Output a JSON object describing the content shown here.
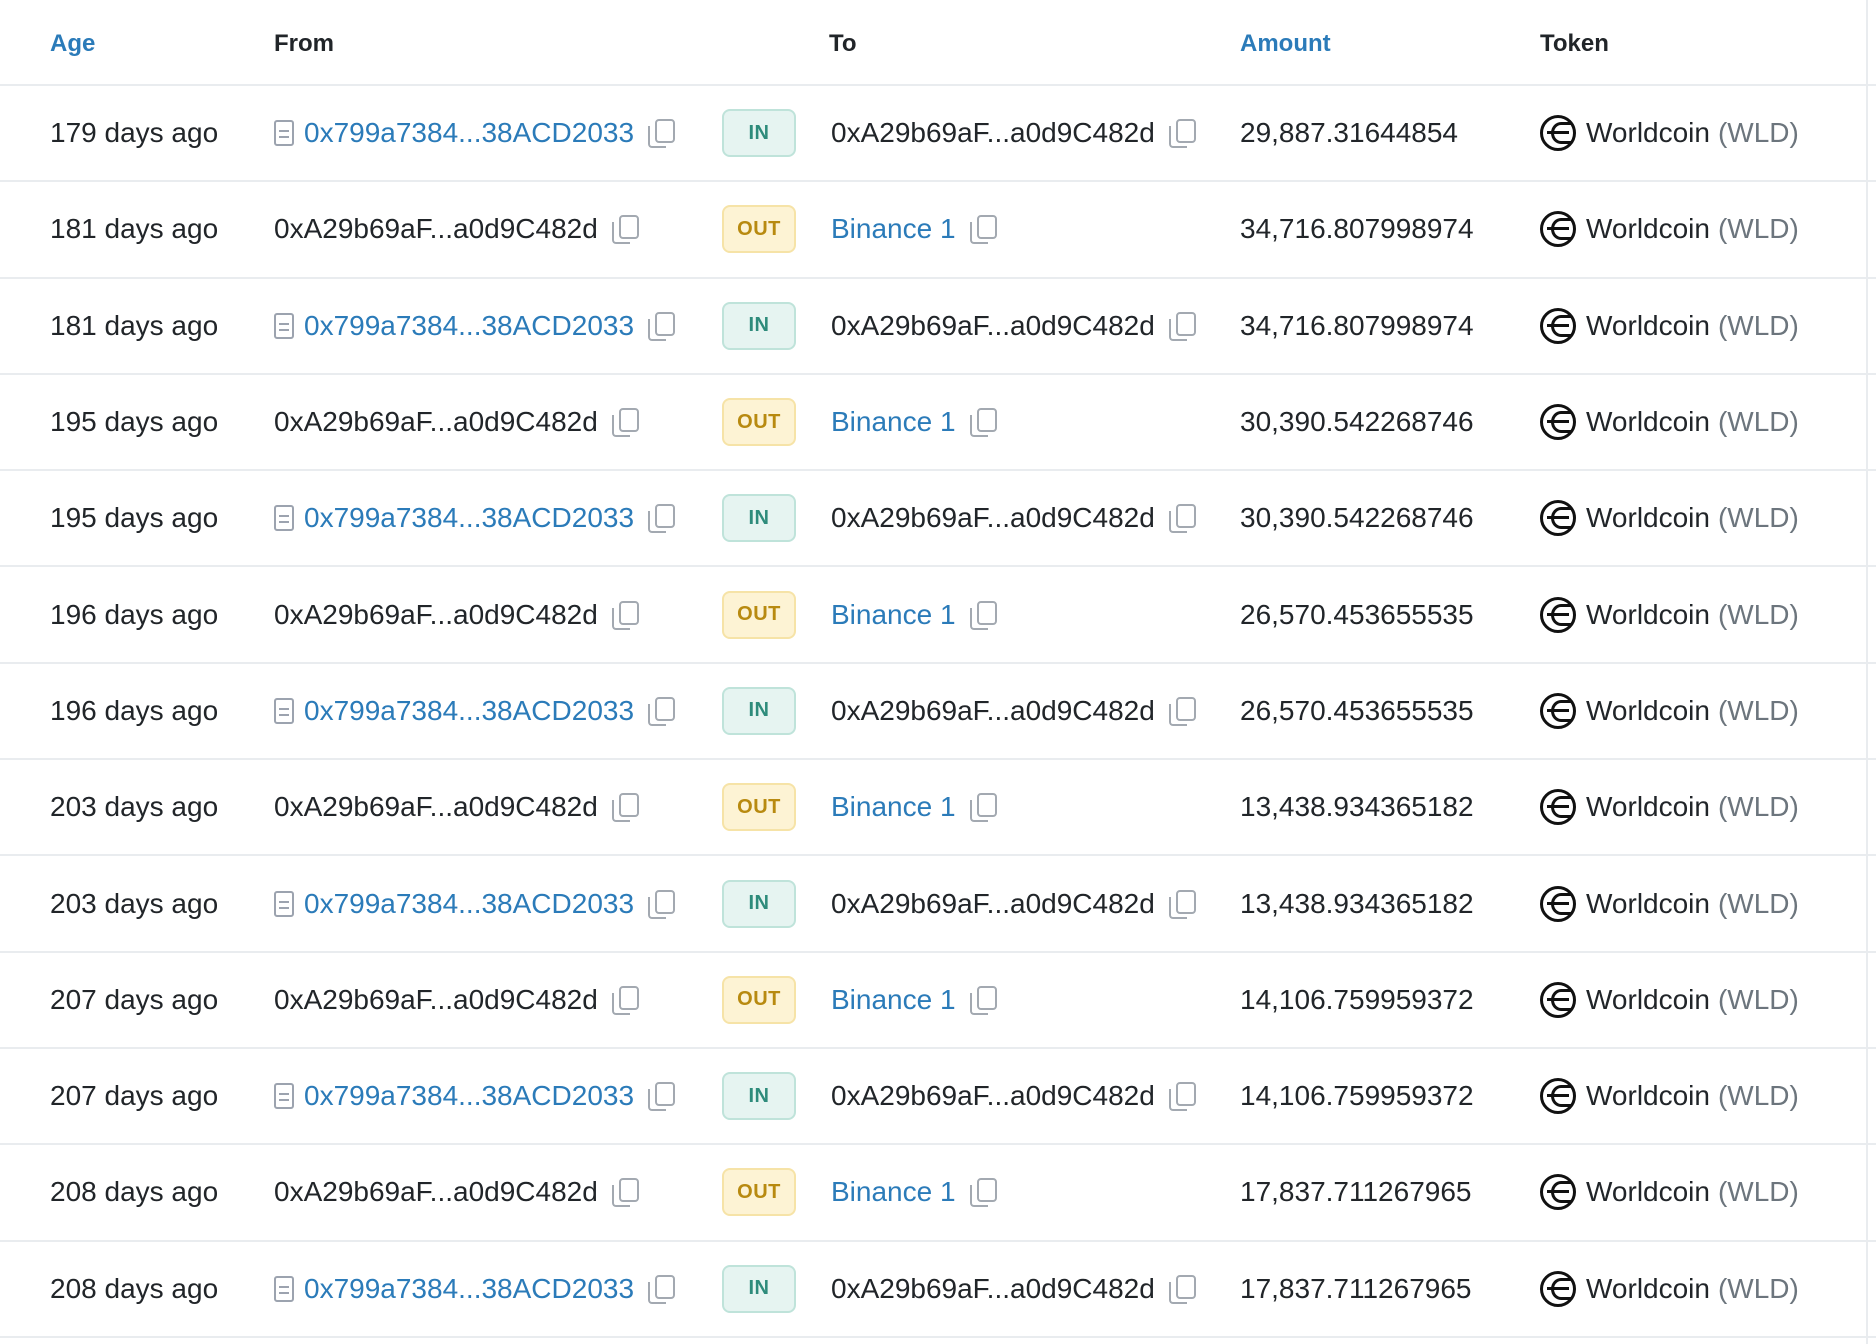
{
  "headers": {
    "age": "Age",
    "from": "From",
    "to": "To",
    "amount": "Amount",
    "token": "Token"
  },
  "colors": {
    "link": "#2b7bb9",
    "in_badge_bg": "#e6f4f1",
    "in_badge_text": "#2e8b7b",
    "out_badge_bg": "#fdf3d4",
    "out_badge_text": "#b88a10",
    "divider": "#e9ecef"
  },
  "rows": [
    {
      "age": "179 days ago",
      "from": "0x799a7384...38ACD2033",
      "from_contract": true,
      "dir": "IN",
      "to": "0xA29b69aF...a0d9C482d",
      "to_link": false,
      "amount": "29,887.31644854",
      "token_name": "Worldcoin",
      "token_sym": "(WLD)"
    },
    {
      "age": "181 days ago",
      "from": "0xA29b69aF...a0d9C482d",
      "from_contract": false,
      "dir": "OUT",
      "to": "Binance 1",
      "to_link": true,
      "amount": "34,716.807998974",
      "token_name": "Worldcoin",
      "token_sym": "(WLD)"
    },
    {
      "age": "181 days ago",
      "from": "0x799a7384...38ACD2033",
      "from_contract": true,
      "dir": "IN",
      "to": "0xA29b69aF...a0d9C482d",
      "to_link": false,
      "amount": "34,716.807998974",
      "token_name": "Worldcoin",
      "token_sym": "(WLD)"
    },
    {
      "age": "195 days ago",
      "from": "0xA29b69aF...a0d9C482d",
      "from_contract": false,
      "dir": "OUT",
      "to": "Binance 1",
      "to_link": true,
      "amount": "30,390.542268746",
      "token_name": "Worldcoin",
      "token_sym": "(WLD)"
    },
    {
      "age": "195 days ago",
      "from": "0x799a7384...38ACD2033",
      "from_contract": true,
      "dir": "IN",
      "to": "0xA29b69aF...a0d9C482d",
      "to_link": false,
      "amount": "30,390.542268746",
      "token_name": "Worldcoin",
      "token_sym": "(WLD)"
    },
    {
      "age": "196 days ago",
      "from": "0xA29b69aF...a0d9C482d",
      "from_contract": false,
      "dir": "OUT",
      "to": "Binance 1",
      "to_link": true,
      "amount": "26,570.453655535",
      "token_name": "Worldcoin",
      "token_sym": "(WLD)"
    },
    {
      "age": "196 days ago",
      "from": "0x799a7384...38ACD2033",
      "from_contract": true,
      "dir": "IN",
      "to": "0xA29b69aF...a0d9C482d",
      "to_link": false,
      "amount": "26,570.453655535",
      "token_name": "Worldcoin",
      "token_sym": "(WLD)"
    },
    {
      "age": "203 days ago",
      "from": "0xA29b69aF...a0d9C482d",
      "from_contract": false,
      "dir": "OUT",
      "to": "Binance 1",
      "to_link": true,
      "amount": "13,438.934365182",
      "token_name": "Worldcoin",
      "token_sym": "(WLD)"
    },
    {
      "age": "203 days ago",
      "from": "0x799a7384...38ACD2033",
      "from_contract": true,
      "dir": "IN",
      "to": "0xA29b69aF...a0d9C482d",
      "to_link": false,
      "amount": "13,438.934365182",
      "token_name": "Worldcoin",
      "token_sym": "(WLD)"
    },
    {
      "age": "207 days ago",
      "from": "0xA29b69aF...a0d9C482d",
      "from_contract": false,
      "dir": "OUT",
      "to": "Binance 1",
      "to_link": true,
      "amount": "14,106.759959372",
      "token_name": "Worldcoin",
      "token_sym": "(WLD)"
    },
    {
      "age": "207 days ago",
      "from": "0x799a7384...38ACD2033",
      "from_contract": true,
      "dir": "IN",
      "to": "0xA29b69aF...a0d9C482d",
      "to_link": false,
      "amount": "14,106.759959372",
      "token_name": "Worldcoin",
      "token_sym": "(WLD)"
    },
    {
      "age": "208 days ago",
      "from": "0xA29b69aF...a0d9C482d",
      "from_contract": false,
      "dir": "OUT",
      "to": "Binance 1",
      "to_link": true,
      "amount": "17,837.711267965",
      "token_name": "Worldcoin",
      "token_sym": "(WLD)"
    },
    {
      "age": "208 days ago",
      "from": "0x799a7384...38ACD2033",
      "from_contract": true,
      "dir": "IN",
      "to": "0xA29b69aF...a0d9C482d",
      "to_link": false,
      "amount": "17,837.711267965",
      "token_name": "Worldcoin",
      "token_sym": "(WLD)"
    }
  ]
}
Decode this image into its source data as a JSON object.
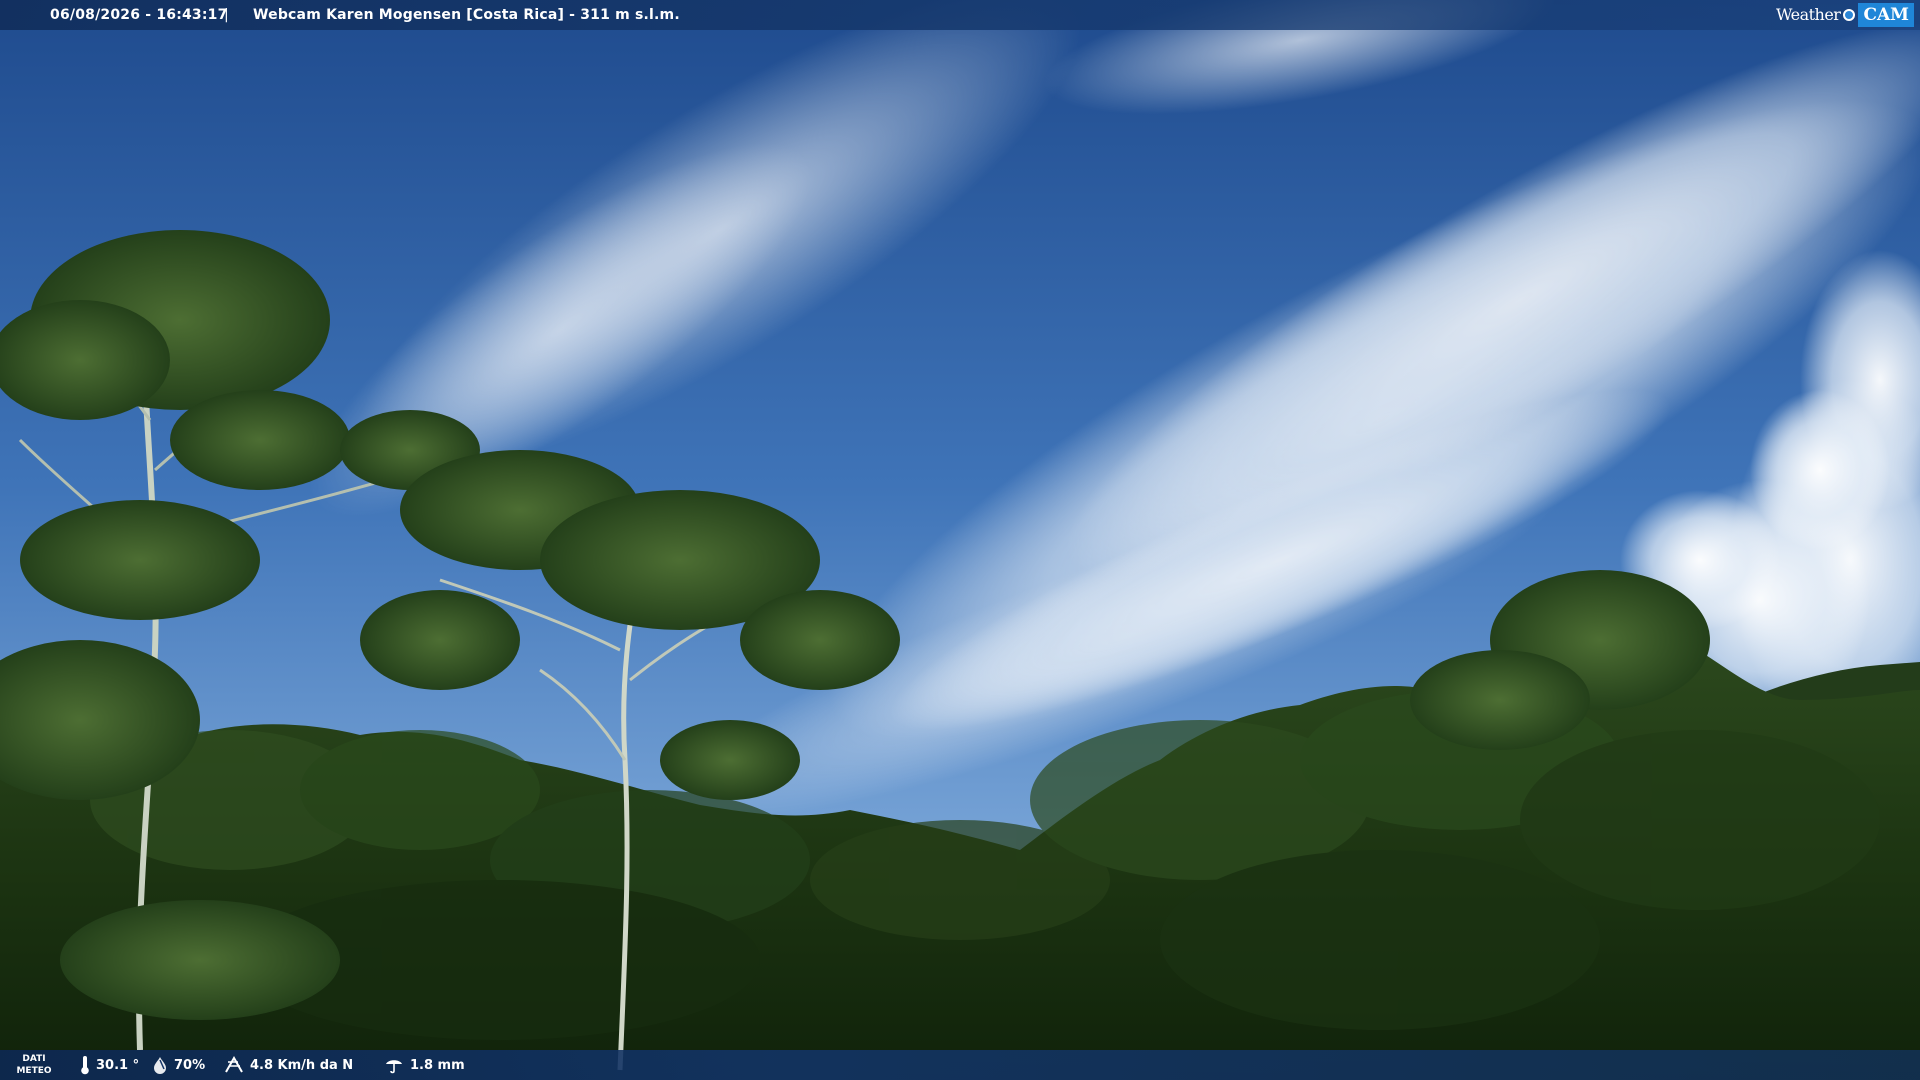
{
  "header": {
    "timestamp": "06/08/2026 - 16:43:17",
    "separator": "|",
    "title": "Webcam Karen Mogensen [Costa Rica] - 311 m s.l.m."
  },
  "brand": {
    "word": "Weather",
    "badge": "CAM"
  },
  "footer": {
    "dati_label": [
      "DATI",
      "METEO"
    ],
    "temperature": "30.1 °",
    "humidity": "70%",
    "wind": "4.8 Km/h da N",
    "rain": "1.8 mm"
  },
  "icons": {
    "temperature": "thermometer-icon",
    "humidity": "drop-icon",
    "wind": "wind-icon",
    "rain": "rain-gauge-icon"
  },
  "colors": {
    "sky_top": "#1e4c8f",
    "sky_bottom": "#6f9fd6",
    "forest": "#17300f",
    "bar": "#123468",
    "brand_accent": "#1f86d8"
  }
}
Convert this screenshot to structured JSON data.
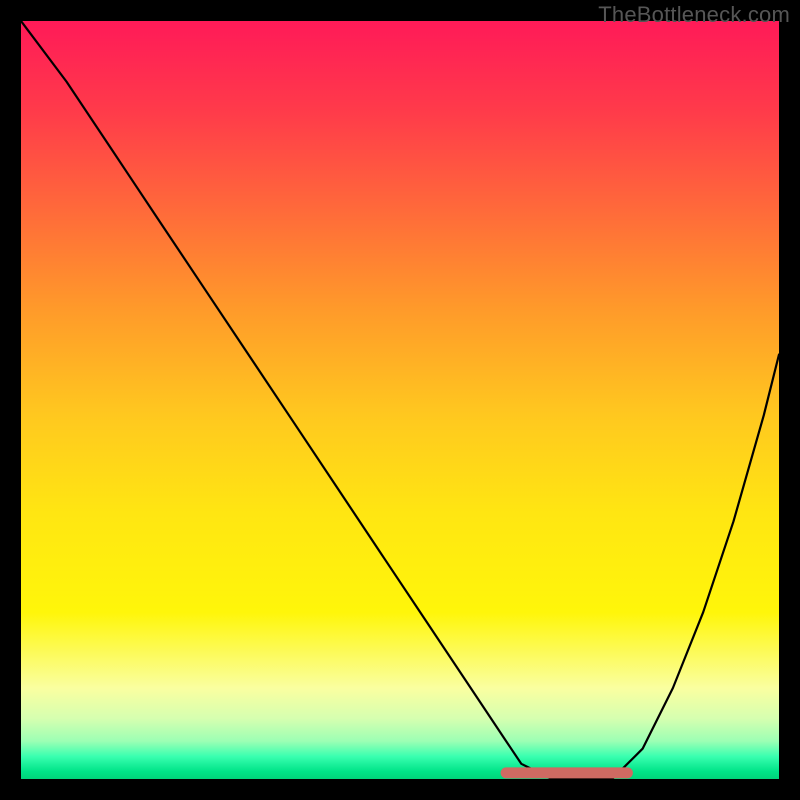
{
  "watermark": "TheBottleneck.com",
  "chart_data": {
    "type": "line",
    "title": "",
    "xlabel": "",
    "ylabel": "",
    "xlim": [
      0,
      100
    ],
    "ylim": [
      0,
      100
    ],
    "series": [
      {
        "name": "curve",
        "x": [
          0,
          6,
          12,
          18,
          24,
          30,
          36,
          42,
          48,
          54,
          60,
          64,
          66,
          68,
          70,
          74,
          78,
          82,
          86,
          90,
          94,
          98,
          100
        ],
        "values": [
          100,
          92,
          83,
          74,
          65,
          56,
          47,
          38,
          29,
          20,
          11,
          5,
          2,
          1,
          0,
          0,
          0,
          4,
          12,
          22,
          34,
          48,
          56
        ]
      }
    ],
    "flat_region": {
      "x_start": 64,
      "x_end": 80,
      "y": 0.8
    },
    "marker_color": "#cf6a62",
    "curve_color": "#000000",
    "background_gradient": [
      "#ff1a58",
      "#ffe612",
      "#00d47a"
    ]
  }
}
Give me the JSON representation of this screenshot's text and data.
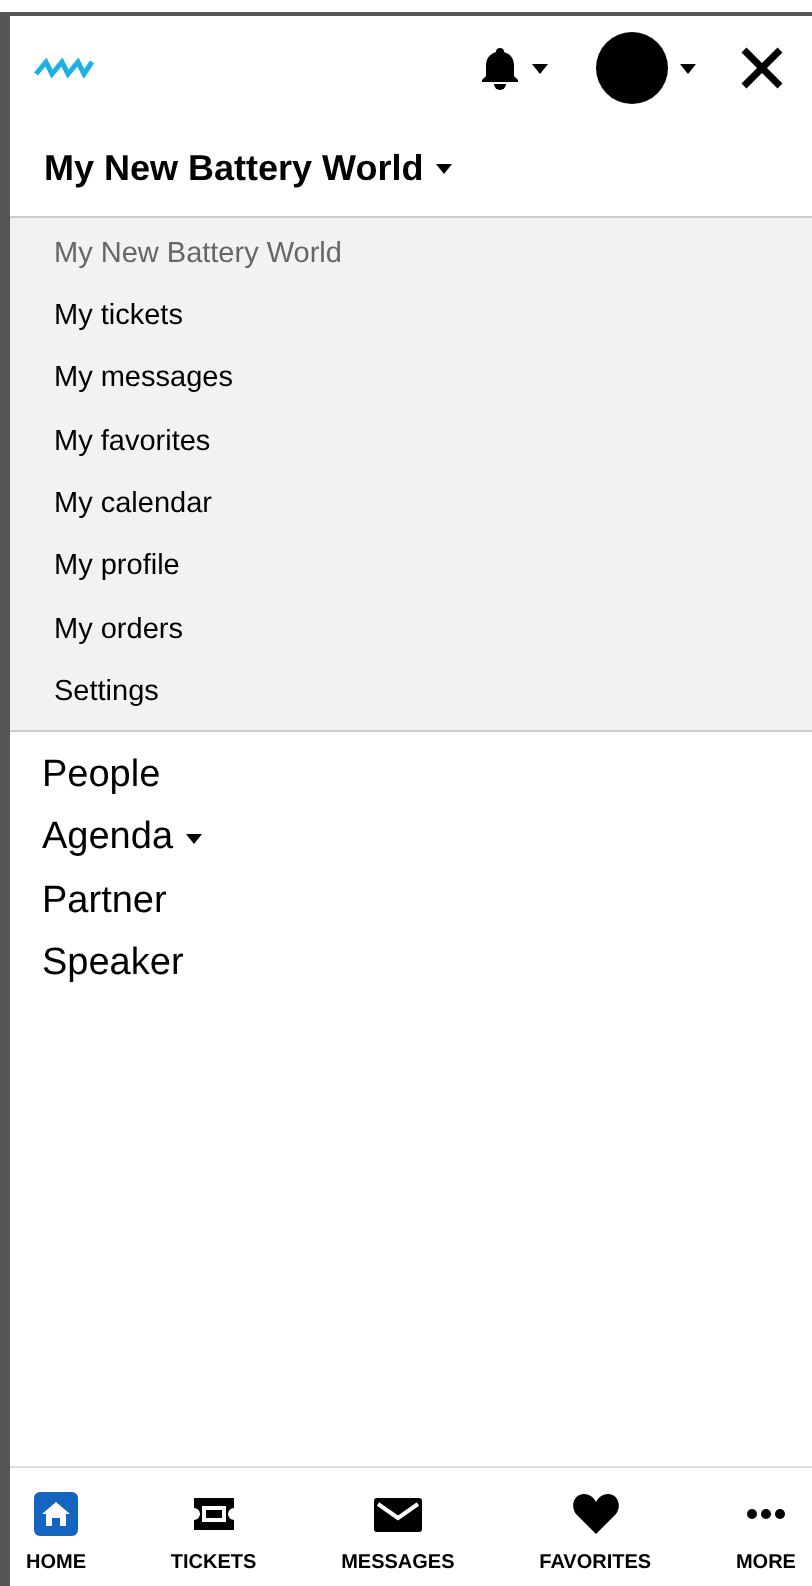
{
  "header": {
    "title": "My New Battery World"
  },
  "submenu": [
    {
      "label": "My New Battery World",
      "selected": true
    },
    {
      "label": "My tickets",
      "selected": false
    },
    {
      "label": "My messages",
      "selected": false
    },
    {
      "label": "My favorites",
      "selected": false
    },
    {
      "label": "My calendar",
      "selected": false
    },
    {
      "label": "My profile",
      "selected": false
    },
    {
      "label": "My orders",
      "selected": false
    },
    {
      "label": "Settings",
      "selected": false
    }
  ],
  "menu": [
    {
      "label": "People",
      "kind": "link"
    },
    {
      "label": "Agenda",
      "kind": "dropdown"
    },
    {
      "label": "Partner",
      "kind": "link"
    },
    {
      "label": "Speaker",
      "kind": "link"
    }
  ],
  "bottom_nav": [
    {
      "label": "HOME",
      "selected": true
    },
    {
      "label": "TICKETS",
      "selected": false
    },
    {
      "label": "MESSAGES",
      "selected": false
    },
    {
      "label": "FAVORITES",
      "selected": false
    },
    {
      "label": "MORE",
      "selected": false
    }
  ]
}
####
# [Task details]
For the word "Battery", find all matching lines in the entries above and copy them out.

# [Task response]
    "title": "My New Battery World"
      "label": "My New Battery World",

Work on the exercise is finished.